Excerpted records Start Marker

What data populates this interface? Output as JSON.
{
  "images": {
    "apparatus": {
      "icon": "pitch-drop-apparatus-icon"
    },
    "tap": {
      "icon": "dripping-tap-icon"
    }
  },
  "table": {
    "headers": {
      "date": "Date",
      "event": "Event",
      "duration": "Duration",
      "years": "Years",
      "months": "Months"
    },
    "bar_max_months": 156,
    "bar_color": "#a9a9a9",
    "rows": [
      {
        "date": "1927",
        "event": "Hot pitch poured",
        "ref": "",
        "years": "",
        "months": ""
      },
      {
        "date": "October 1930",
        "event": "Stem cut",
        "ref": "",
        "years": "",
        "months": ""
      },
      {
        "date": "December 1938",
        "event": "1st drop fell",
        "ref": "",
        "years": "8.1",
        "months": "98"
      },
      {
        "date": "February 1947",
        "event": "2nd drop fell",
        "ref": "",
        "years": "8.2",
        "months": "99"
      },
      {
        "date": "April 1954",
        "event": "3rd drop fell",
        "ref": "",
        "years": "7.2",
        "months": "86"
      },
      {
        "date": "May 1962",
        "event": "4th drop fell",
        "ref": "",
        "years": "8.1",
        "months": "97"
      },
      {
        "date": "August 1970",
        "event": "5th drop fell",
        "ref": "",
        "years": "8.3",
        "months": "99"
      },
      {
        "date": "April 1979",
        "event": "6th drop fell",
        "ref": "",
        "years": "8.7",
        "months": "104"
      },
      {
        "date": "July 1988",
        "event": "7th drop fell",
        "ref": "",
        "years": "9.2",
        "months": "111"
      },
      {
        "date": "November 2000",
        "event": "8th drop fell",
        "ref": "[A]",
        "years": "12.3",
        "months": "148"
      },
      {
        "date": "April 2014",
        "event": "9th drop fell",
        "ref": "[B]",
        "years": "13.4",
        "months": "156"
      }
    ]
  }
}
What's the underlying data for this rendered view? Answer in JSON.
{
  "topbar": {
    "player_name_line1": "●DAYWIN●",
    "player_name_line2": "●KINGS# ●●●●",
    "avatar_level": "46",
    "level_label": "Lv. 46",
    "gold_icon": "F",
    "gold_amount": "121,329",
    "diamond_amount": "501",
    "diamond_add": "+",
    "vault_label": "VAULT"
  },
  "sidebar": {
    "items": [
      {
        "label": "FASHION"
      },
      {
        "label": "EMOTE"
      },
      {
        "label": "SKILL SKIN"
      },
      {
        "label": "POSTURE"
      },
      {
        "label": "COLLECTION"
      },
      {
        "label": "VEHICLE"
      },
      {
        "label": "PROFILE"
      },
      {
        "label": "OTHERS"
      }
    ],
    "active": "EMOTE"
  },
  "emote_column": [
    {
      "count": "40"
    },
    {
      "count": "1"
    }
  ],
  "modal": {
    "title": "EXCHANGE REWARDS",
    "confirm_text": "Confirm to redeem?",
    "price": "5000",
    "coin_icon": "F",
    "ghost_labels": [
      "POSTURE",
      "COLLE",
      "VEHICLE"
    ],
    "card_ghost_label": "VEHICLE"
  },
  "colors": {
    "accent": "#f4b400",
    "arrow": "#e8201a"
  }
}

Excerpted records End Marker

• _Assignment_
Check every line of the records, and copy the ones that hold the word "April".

• _Exercise output_
        "date": "April 1954",
        "date": "April 1979",
        "date": "April 2014",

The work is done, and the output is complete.